Walk the Entire Property With the Tenant Carefully
While some property managers and landlords tend to whiz through this step, I think it’s one of the most important components to leasing a property. It’s important that you and your tenant are on the same page regarding the condition of the property upon move-in. Be as thorough as possible and document the condition of everything that could potentially experience wear and tear during the course of the lease.
I think it’s important to notate items such as lawn condition, fence condition, exterior items (gutters, roof, siding, sidewalks, mailbox, soffit and fascia), screens, front door, wall paint colors, light fixtures (model and color), mirrors, vanities, flooring type and condition, plumbing fixtures, smoke detectors, garage door openers, appliances (make and model), water heater (age and condition), HVAC (age and condition), etc. You get the gist. The idea is that you document everything. Make sure you do this with your tenant so that your tenant understands how well you documented the condition of the property before they moved in.

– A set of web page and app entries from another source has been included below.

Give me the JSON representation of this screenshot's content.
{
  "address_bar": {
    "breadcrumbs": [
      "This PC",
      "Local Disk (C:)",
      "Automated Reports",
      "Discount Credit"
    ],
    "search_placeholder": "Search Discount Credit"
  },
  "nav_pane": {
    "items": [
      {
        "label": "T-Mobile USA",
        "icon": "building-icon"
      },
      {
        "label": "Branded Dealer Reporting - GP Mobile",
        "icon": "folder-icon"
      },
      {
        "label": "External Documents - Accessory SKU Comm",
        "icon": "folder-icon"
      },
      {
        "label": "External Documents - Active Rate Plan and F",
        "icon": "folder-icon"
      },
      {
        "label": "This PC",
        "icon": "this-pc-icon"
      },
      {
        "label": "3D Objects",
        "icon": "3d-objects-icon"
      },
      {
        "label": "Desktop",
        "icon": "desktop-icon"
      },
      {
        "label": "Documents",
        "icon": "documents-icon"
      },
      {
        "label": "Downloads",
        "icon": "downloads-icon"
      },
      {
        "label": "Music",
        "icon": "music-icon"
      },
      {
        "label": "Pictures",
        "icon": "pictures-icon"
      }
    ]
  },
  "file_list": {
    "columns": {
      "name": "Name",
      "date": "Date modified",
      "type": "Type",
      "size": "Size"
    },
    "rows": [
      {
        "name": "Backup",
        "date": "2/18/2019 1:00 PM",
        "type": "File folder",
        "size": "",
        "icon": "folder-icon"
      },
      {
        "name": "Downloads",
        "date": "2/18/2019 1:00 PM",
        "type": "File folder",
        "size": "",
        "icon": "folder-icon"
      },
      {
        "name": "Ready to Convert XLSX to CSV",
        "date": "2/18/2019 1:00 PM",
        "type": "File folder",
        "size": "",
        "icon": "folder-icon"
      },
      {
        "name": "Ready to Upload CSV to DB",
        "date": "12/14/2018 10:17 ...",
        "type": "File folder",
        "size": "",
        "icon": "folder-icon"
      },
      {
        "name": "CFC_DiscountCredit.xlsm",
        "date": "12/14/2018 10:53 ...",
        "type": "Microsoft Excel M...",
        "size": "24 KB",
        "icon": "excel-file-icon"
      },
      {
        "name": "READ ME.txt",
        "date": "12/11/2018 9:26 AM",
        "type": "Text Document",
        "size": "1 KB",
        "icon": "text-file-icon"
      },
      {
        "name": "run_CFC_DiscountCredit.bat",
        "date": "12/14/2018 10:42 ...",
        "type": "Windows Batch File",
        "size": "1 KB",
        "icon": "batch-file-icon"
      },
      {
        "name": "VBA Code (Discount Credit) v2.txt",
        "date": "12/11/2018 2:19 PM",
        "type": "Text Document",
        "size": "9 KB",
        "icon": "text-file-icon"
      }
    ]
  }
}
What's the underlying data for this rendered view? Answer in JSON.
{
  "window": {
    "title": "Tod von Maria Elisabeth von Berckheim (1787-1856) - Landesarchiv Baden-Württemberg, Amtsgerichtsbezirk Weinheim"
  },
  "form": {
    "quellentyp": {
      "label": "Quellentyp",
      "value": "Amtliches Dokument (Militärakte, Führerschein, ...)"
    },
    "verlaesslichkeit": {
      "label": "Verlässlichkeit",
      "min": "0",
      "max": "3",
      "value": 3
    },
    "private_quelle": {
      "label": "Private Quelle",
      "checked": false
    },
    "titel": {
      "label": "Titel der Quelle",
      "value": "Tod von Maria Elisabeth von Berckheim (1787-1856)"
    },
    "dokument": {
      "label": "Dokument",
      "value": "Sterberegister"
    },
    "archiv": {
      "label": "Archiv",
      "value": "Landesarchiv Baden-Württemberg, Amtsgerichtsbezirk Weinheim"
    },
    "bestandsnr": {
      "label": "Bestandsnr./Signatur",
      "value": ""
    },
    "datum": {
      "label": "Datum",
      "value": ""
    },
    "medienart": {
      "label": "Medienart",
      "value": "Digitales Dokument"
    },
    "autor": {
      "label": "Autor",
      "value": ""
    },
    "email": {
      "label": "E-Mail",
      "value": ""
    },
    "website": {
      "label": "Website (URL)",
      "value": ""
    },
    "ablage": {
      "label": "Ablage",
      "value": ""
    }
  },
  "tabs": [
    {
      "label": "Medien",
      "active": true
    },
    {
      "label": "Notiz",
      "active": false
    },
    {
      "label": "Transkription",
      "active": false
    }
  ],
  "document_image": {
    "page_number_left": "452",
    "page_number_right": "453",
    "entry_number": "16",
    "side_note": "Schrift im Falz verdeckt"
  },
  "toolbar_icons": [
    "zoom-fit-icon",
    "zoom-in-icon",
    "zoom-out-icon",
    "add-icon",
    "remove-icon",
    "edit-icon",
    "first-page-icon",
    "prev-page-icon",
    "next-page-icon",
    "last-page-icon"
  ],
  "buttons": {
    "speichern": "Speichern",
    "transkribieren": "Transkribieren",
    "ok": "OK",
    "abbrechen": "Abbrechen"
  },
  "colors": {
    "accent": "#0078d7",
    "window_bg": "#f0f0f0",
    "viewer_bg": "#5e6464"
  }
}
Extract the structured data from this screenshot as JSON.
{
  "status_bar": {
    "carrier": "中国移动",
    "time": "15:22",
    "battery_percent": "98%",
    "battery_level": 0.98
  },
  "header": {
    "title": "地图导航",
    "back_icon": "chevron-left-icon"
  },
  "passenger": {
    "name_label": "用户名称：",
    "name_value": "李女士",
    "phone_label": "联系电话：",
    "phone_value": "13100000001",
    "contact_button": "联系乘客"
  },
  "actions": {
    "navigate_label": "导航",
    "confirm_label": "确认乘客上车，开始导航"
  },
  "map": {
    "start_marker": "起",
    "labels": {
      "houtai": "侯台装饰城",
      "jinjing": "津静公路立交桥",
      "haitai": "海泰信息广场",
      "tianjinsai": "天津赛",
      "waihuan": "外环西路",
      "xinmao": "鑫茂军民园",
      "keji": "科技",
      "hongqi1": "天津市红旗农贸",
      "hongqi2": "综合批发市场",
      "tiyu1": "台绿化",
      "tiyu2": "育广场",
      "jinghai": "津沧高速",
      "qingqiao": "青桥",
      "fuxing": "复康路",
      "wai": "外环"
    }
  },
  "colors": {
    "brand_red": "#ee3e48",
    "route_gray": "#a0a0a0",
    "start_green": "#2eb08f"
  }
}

While this is somewhat self-explanatory, taking pictures as you walk the property with the tenant serves two purposes. For one, you are documenting the condition of everything in and around the house so that when the tenant moves out, you can make an easy comparison to condition of the property before move-in. If for some reason your tenant decides to dispute any of the deductions from their security deposit, you have pictures (proof) that document the condition of a particular item before it was used by the tenant.
Secondly, taking pictures in front of the tenant also reiterates the fact that you are carefully documenting the condition of the property. In many cases, this will cause the tenant to be more careful with the property and less likely to dispute a potential charge later because they know you are paying careful attention to all items in and around the property.
Include a Replacement Cost Worksheet With the Lease
This is something we’ve implemented recently that I believe will help alleviate almost all disputes arising from security deposit deductions. Our lease agreement now includes a list of items that typically get fixed or replaced after move-out, along with the associated cost for these items. Our tenants know from the outset that if we have to replace a hole in the wall, it will cost them $55 dollars. Or if we have to replace a towel bar, $22 dollars will be deducted from their security deposit. Our list contains over 70 common items that we can deduct from a security deposit along with a price tag so that nobody is surprised at the end of the lease term at how we arrive at the total deduction.
Getting sued by a tenant over a security deposit dispute is a major hassle for any investor. Save yourself the time and headaches by putting a good system in place up front for moving tenants into your property.
What about you? Do you have a particular practice for moving tenants into properties that has worked for you?
Leave your comments and suggestions below!